Records provided section start
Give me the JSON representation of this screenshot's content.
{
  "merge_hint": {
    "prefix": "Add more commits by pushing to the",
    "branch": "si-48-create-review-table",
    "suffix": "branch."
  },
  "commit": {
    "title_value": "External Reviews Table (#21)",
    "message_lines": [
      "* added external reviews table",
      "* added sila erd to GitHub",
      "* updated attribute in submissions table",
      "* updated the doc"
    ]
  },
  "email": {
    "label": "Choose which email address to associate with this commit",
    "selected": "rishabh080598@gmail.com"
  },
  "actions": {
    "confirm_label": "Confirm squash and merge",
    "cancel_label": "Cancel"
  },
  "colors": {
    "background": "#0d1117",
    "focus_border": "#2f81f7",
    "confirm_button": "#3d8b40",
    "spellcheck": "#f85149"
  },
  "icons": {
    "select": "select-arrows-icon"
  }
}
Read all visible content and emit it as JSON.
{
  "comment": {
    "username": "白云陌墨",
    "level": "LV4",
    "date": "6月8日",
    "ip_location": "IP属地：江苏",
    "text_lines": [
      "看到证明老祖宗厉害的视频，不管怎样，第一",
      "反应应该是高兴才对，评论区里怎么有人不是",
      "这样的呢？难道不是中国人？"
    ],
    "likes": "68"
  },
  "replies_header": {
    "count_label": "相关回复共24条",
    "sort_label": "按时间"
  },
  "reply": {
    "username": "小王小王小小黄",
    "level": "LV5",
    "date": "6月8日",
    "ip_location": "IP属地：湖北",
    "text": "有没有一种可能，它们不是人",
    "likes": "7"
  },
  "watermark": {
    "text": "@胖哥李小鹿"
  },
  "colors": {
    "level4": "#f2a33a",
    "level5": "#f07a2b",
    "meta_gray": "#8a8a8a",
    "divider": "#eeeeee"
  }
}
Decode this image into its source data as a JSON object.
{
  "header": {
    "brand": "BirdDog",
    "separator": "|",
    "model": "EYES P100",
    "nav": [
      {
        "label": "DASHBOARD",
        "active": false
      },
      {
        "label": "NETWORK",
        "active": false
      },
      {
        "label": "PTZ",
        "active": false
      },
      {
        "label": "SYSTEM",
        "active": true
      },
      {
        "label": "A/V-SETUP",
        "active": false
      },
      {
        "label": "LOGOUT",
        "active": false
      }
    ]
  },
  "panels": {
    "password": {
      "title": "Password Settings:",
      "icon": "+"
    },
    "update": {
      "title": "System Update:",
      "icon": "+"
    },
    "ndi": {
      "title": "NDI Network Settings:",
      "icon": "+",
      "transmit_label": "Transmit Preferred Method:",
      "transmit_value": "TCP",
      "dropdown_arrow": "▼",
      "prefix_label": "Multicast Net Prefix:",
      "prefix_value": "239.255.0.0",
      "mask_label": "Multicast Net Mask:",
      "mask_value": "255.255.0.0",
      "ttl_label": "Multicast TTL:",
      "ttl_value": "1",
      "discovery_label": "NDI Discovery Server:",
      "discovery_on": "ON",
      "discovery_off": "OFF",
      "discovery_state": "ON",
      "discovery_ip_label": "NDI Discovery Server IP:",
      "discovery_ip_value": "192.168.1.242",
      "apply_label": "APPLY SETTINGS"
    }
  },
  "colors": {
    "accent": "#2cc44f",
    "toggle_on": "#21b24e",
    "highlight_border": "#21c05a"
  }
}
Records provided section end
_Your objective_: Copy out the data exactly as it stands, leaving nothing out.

_Response to this task_:
Give me the JSON representation of this screenshot's content.
{
  "merge_hint": {
    "prefix": "Add more commits by pushing to the",
    "branch": "si-48-create-review-table",
    "suffix": "branch."
  },
  "commit": {
    "title_value": "External Reviews Table (#21)",
    "message_lines": [
      "* added external reviews table",
      "* added sila erd to GitHub",
      "* updated attribute in submissions table",
      "* updated the doc"
    ]
  },
  "email": {
    "label": "Choose which email address to associate with this commit",
    "selected": "rishabh080598@gmail.com"
  },
  "actions": {
    "confirm_label": "Confirm squash and merge",
    "cancel_label": "Cancel"
  },
  "colors": {
    "background": "#0d1117",
    "focus_border": "#2f81f7",
    "confirm_button": "#3d8b40",
    "spellcheck": "#f85149"
  },
  "icons": {
    "select": "select-arrows-icon"
  }
}
Read all visible content and emit it as JSON.
{
  "comment": {
    "username": "白云陌墨",
    "level": "LV4",
    "date": "6月8日",
    "ip_location": "IP属地：江苏",
    "text_lines": [
      "看到证明老祖宗厉害的视频，不管怎样，第一",
      "反应应该是高兴才对，评论区里怎么有人不是",
      "这样的呢？难道不是中国人？"
    ],
    "likes": "68"
  },
  "replies_header": {
    "count_label": "相关回复共24条",
    "sort_label": "按时间"
  },
  "reply": {
    "username": "小王小王小小黄",
    "level": "LV5",
    "date": "6月8日",
    "ip_location": "IP属地：湖北",
    "text": "有没有一种可能，它们不是人",
    "likes": "7"
  },
  "watermark": {
    "text": "@胖哥李小鹿"
  },
  "colors": {
    "level4": "#f2a33a",
    "level5": "#f07a2b",
    "meta_gray": "#8a8a8a",
    "divider": "#eeeeee"
  }
}
Decode this image into its source data as a JSON object.
{
  "header": {
    "brand": "BirdDog",
    "separator": "|",
    "model": "EYES P100",
    "nav": [
      {
        "label": "DASHBOARD",
        "active": false
      },
      {
        "label": "NETWORK",
        "active": false
      },
      {
        "label": "PTZ",
        "active": false
      },
      {
        "label": "SYSTEM",
        "active": true
      },
      {
        "label": "A/V-SETUP",
        "active": false
      },
      {
        "label": "LOGOUT",
        "active": false
      }
    ]
  },
  "panels": {
    "password": {
      "title": "Password Settings:",
      "icon": "+"
    },
    "update": {
      "title": "System Update:",
      "icon": "+"
    },
    "ndi": {
      "title": "NDI Network Settings:",
      "icon": "+",
      "transmit_label": "Transmit Preferred Method:",
      "transmit_value": "TCP",
      "dropdown_arrow": "▼",
      "prefix_label": "Multicast Net Prefix:",
      "prefix_value": "239.255.0.0",
      "mask_label": "Multicast Net Mask:",
      "mask_value": "255.255.0.0",
      "ttl_label": "Multicast TTL:",
      "ttl_value": "1",
      "discovery_label": "NDI Discovery Server:",
      "discovery_on": "ON",
      "discovery_off": "OFF",
      "discovery_state": "ON",
      "discovery_ip_label": "NDI Discovery Server IP:",
      "discovery_ip_value": "192.168.1.242",
      "apply_label": "APPLY SETTINGS"
    }
  },
  "colors": {
    "accent": "#2cc44f",
    "toggle_on": "#21b24e",
    "highlight_border": "#21c05a"
  }
}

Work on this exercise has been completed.